Stormy is one of the black cats in our Oakland facility. A dominant color in the cat world, black cats are terribly common. They take the longest to be adopted, surely a fact painful to hear for anybody who has a favorite black kitty at home. If we have only one black cat available for adoption, that cat will get snatched right up. But if we have four, they can languish in the shelter for months.
Two-year-old Stormy has been with us for almost half her life. We are hoping her new home is around the corner, but anyone looking for a nice black cat will first have to rule out Minnie, Mamma Mooshface, Angelo, Lorenzo, Snootie and Ed, our other black cats. Some of them are long-term residents, too.
It's nobody's fault. Human nature is what it is, and we don't begrudge anyone looking for a special pet, even one that might be special for its looks. In fact, we hope you look and look until one unique pet reaches out a paw and touches your heart in a way none other has. Everyone deserves a pet like that.
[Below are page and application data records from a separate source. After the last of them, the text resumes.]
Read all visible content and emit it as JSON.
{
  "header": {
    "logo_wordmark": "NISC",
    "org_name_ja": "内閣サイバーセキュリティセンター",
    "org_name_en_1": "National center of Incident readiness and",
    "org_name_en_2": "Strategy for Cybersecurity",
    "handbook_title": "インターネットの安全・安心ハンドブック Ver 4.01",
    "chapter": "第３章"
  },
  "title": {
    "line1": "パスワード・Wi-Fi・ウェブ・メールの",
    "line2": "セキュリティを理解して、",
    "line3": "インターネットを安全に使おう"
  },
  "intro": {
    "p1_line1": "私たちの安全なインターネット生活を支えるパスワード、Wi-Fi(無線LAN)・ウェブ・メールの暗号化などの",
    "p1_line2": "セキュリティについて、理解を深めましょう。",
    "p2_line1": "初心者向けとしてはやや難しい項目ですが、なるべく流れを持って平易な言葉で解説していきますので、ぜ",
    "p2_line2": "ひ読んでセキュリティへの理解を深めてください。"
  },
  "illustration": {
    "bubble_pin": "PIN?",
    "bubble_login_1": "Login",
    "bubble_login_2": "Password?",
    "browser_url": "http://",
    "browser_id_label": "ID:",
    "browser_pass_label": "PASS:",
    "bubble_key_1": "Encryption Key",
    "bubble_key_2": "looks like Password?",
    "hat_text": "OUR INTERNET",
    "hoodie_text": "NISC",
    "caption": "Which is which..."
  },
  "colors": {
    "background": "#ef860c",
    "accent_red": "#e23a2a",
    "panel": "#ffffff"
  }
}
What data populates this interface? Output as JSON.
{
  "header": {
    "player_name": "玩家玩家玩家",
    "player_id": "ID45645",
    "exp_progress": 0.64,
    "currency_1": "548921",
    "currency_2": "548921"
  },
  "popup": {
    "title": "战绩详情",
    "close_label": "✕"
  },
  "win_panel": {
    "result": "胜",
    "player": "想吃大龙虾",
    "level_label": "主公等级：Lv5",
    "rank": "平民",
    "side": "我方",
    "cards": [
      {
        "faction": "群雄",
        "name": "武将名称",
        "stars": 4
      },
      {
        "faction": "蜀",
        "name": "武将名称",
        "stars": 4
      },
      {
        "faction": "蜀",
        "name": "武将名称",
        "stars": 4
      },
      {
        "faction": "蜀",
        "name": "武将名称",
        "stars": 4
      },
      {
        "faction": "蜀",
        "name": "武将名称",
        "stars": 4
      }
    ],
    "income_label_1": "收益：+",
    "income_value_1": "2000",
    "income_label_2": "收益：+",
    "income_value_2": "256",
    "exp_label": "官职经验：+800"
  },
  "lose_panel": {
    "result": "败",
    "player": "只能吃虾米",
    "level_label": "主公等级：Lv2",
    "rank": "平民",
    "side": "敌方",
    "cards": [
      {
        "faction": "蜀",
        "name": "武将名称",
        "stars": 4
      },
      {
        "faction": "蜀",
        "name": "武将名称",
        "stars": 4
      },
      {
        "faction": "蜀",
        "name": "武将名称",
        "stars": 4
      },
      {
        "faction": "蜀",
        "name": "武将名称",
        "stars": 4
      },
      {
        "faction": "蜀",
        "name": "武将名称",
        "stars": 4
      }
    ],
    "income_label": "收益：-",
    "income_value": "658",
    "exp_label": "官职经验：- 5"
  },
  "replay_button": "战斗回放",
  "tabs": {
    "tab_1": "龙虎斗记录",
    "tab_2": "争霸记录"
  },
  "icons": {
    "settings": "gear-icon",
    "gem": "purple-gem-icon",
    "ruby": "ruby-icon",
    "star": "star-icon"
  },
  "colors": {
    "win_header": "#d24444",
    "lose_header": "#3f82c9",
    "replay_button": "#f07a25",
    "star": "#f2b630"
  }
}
But shelter staff everywhere reserve a special place in their hearts for the thoughtful adopter who looks past a flashy coat or popular pedigree to adopt the plain pet: the long-term resident, the black cat, the brown dog. We've been known to give parties, complete with going-home presents and tears, when one of our long-term pets finally finds a match. The shelter-wide e-mails usually start off with "Woo-hoo!!!" in the subject
line, and we know it's good news.
So we just have to wait, and take excellent care of them while they are here. We remind them daily what it means to be loved and cared for. We promise that someday someone else will take them home to provide them the same love and care we do. They always go home, even if it takes a year or more.
Apple doesn't seem to mind her wait. It is almost like she knows that her perfect person is around the corner. Until then, she is happy to bask in the attention given her by staff, volunteers and visitors. Happy anniversary, Apple. May this be your last one here.